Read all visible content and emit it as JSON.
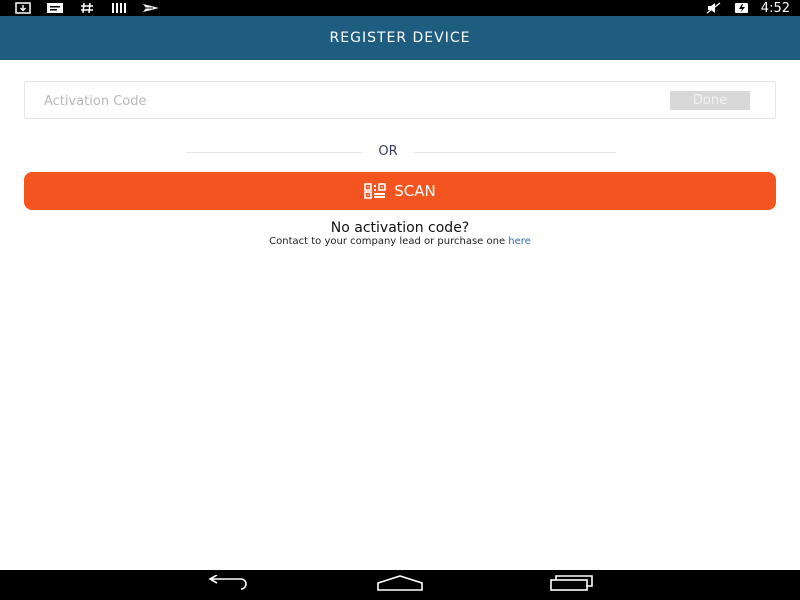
{
  "status_bar": {
    "time": "4:52",
    "left_icons": [
      "download-icon",
      "message-icon",
      "hash-icon",
      "barcode-icon",
      "send-icon"
    ],
    "right_icons": [
      "mute-icon",
      "battery-charging-icon"
    ]
  },
  "app_bar": {
    "title": "REGISTER DEVICE",
    "color": "#1e5c80"
  },
  "activation": {
    "placeholder": "Activation Code",
    "value": "",
    "done_label": "Done"
  },
  "divider": {
    "label": "OR"
  },
  "scan": {
    "label": "SCAN",
    "icon": "qr-code-icon",
    "color": "#f4541f"
  },
  "help": {
    "question": "No activation code?",
    "contact_prefix": "Contact to your company lead or purchase one ",
    "link_label": "here"
  },
  "nav_bar": {
    "buttons": [
      "back-icon",
      "home-icon",
      "recent-apps-icon"
    ]
  }
}
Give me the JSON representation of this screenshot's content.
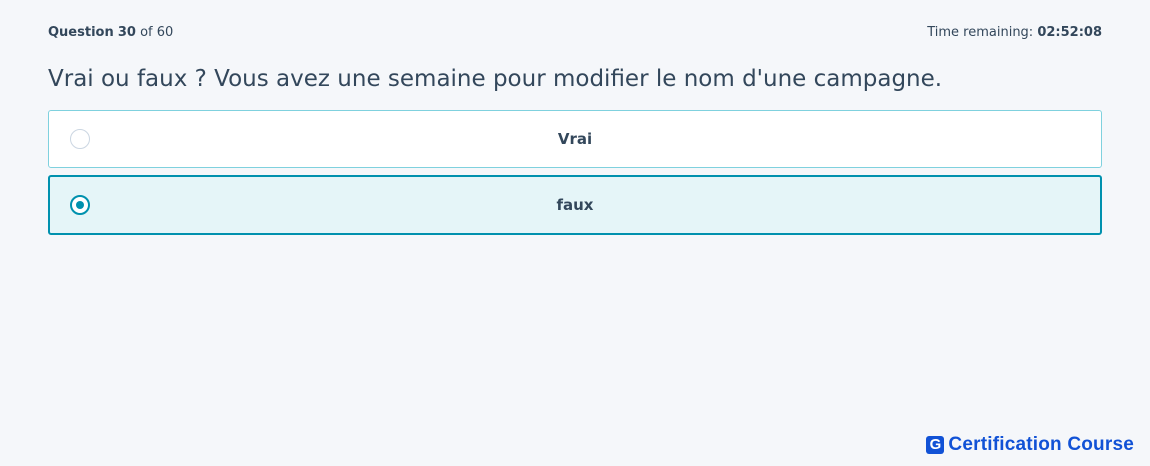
{
  "header": {
    "question_prefix": "Question",
    "question_number": "30",
    "question_of": "of 60",
    "time_label": "Time remaining:",
    "time_value": "02:52:08"
  },
  "question": {
    "text": "Vrai ou faux ? Vous avez une semaine pour modifier le nom d'une campagne."
  },
  "options": [
    {
      "label": "Vrai",
      "selected": false
    },
    {
      "label": "faux",
      "selected": true
    }
  ],
  "brand": {
    "mark": "G",
    "name": "Certification Course"
  },
  "colors": {
    "accent": "#0091ae",
    "selected_bg": "#e5f5f8",
    "brand": "#1152d6",
    "text": "#33475b"
  }
}
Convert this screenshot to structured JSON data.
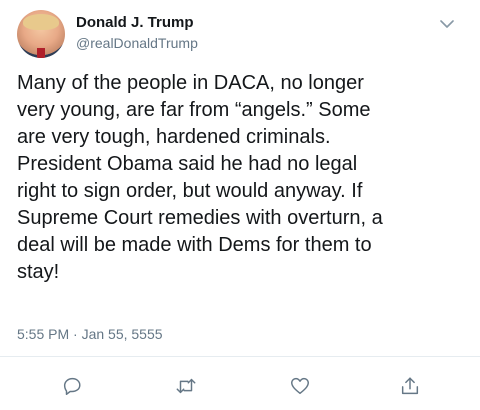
{
  "author": {
    "name": "Donald J. Trump",
    "handle": "@realDonaldTrump",
    "avatar_icon": "profile-photo"
  },
  "tweet": {
    "text": "Many of the people in DACA, no longer\nvery young, are far from “angels.” Some\nare very tough, hardened criminals.\nPresident Obama said he had no legal\nright to sign order, but would anyway. If\nSupreme Court remedies with overturn, a\ndeal will be made with Dems for them to\nstay!",
    "timestamp": "5:55 PM · Jan 55, 5555"
  },
  "actions": {
    "reply_icon": "reply-icon",
    "retweet_icon": "retweet-icon",
    "like_icon": "heart-icon",
    "share_icon": "share-icon"
  },
  "colors": {
    "text": "#14171a",
    "secondary": "#657786",
    "divider": "#e6ecf0"
  }
}
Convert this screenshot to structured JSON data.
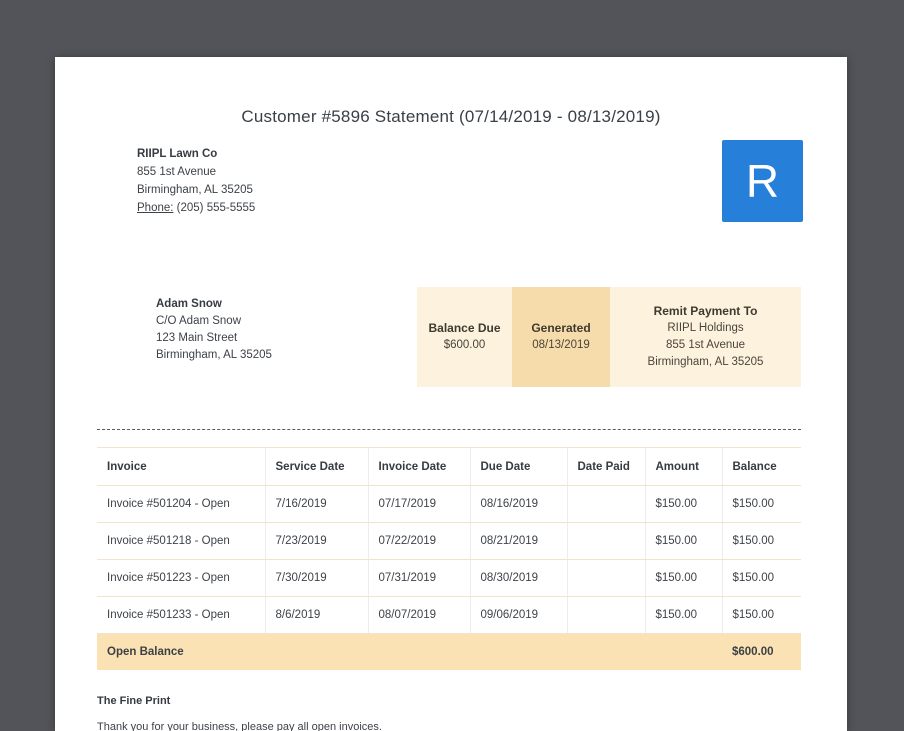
{
  "page": {
    "title": "Customer #5896 Statement (07/14/2019 - 08/13/2019)"
  },
  "company": {
    "name": "RIIPL Lawn Co",
    "address_line1": "855 1st Avenue",
    "address_line2": "Birmingham, AL 35205",
    "phone_label": "Phone:",
    "phone_number": "(205) 555-5555",
    "logo_letter": "R"
  },
  "customer": {
    "name": "Adam Snow",
    "care_of": "C/O Adam Snow",
    "address_line1": "123 Main Street",
    "address_line2": "Birmingham, AL 35205"
  },
  "summary": {
    "balance_due_label": "Balance Due",
    "balance_due_value": "$600.00",
    "generated_label": "Generated",
    "generated_value": "08/13/2019",
    "remit_label": "Remit Payment To",
    "remit_name": "RIIPL Holdings",
    "remit_address1": "855 1st Avenue",
    "remit_address2": "Birmingham, AL 35205"
  },
  "table": {
    "headers": [
      "Invoice",
      "Service Date",
      "Invoice Date",
      "Due Date",
      "Date Paid",
      "Amount",
      "Balance"
    ],
    "rows": [
      {
        "invoice": "Invoice #501204 - Open",
        "service_date": "7/16/2019",
        "invoice_date": "07/17/2019",
        "due_date": "08/16/2019",
        "date_paid": "",
        "amount": "$150.00",
        "balance": "$150.00"
      },
      {
        "invoice": "Invoice #501218 - Open",
        "service_date": "7/23/2019",
        "invoice_date": "07/22/2019",
        "due_date": "08/21/2019",
        "date_paid": "",
        "amount": "$150.00",
        "balance": "$150.00"
      },
      {
        "invoice": "Invoice #501223 - Open",
        "service_date": "7/30/2019",
        "invoice_date": "07/31/2019",
        "due_date": "08/30/2019",
        "date_paid": "",
        "amount": "$150.00",
        "balance": "$150.00"
      },
      {
        "invoice": "Invoice #501233 - Open",
        "service_date": "8/6/2019",
        "invoice_date": "08/07/2019",
        "due_date": "09/06/2019",
        "date_paid": "",
        "amount": "$150.00",
        "balance": "$150.00"
      }
    ],
    "footer": {
      "label": "Open Balance",
      "total": "$600.00"
    }
  },
  "fine_print": {
    "heading": "The Fine Print",
    "text": "Thank you for your business, please pay all open invoices."
  },
  "colors": {
    "accent_blue": "#2680d9",
    "peach_light": "#fcf2de",
    "peach_medium": "#f7dcab",
    "open_balance_row": "#fbe2b4",
    "background": "#535459"
  }
}
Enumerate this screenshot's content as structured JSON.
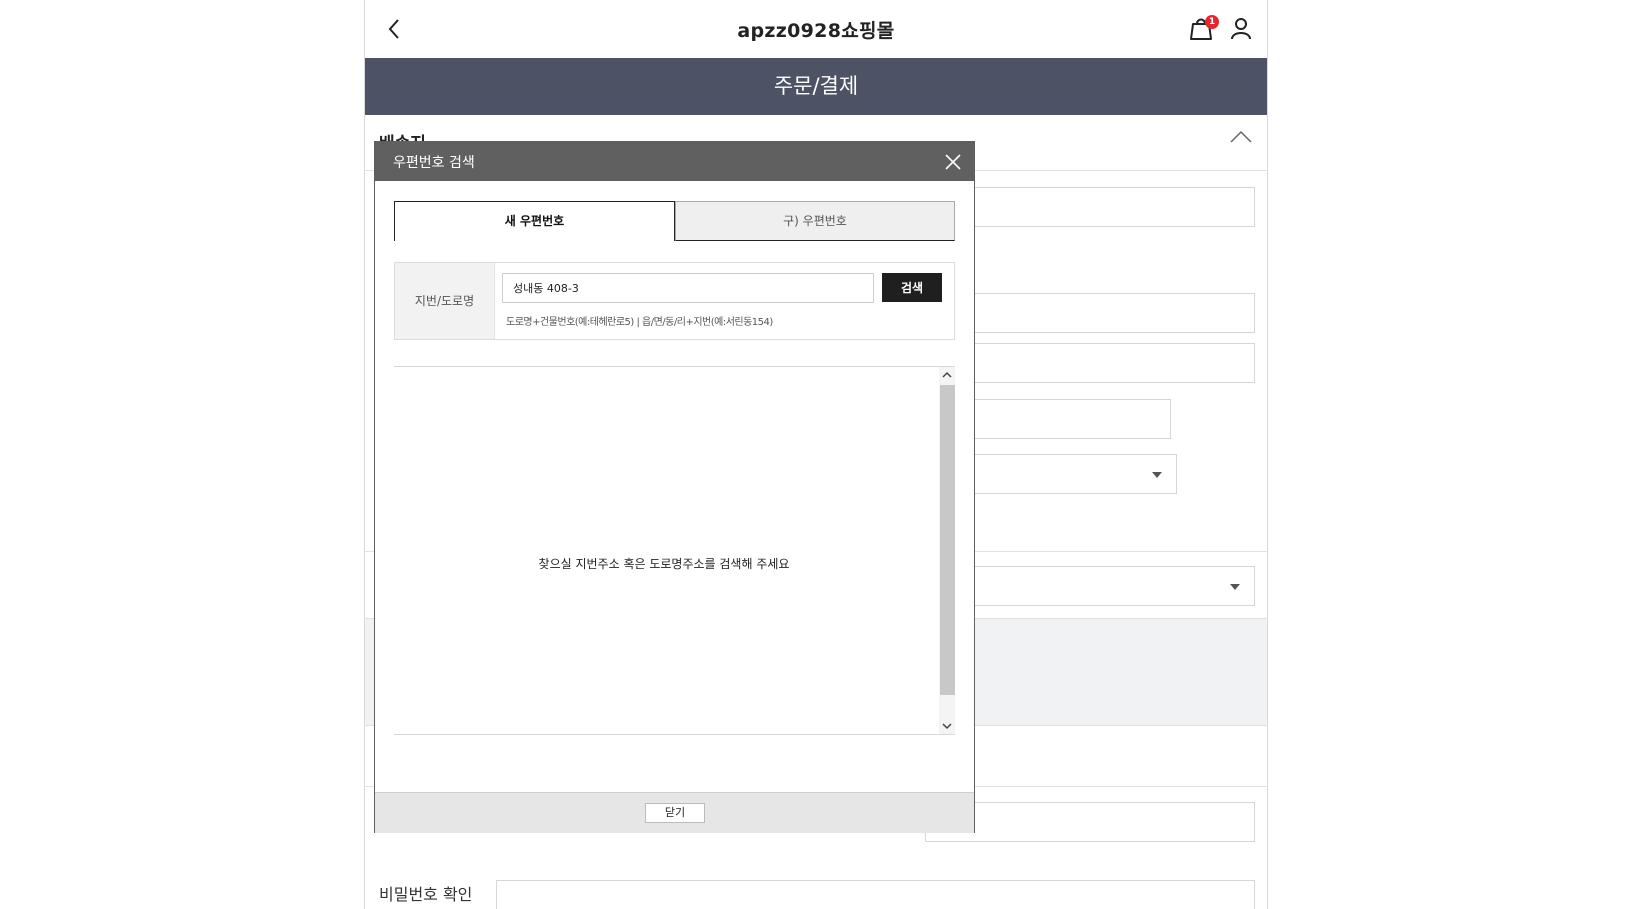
{
  "header": {
    "site_title": "apzz0928쇼핑몰",
    "cart_count": "1",
    "page_title": "주문/결제"
  },
  "section": {
    "title": "배송지"
  },
  "form": {
    "password_confirm_label": "비밀번호 확인"
  },
  "modal": {
    "title": "우편번호 검색",
    "tabs": [
      {
        "label": "새 우편번호",
        "active": true
      },
      {
        "label": "구) 우편번호",
        "active": false
      }
    ],
    "search": {
      "label": "지번/도로명",
      "value": "성내동 408-3",
      "button_label": "검색",
      "hint": "도로명+건물번호(예:테헤란로5) | 읍/면/동/리+지번(예:서린동154)"
    },
    "results": {
      "empty_message": "찾으실 지번주소 혹은 도로명주소를 검색해 주세요"
    },
    "footer": {
      "close_label": "닫기"
    }
  },
  "colors": {
    "title_band": "#4d5264",
    "modal_header": "#606060",
    "badge": "#e8242c",
    "search_button": "#1f1f1f"
  }
}
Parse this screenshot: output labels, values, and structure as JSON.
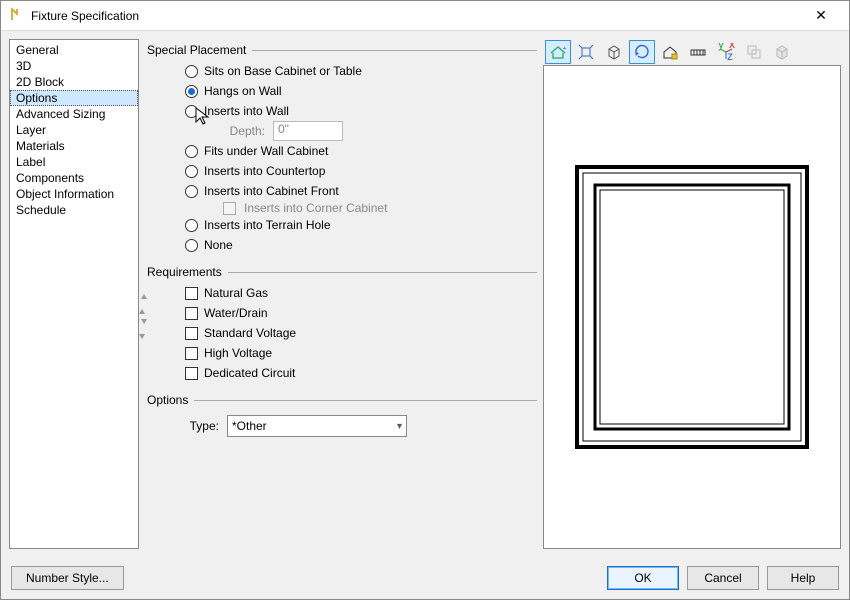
{
  "window": {
    "title": "Fixture Specification"
  },
  "sidebar": {
    "items": [
      {
        "label": "General"
      },
      {
        "label": "3D"
      },
      {
        "label": "2D Block"
      },
      {
        "label": "Options"
      },
      {
        "label": "Advanced Sizing"
      },
      {
        "label": "Layer"
      },
      {
        "label": "Materials"
      },
      {
        "label": "Label"
      },
      {
        "label": "Components"
      },
      {
        "label": "Object Information"
      },
      {
        "label": "Schedule"
      }
    ],
    "selected_index": 3
  },
  "special_placement": {
    "legend": "Special Placement",
    "options": [
      {
        "label": "Sits on Base Cabinet or Table"
      },
      {
        "label": "Hangs on Wall"
      },
      {
        "label": "Inserts into Wall"
      },
      {
        "label": "Fits under Wall Cabinet"
      },
      {
        "label": "Inserts into Countertop"
      },
      {
        "label": "Inserts into Cabinet Front"
      },
      {
        "label": "Inserts into Terrain Hole"
      },
      {
        "label": "None"
      }
    ],
    "selected_index": 1,
    "depth": {
      "label": "Depth:",
      "value": "0\""
    },
    "corner_cabinet": {
      "label": "Inserts into Corner Cabinet"
    }
  },
  "requirements": {
    "legend": "Requirements",
    "items": [
      {
        "label": "Natural Gas"
      },
      {
        "label": "Water/Drain"
      },
      {
        "label": "Standard Voltage"
      },
      {
        "label": "High Voltage"
      },
      {
        "label": "Dedicated Circuit"
      }
    ]
  },
  "options_section": {
    "legend": "Options",
    "type_label": "Type:",
    "type_value": "*Other"
  },
  "toolbar_icons": [
    "elevation-view",
    "full-extent",
    "cube-view",
    "rotate-cam",
    "house-color",
    "measure",
    "xyz-axes",
    "copy-view",
    "cube-shaded"
  ],
  "footer": {
    "number_style": "Number Style...",
    "ok": "OK",
    "cancel": "Cancel",
    "help": "Help"
  }
}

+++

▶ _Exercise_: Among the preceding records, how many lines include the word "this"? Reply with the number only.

▶ _Task response_: 5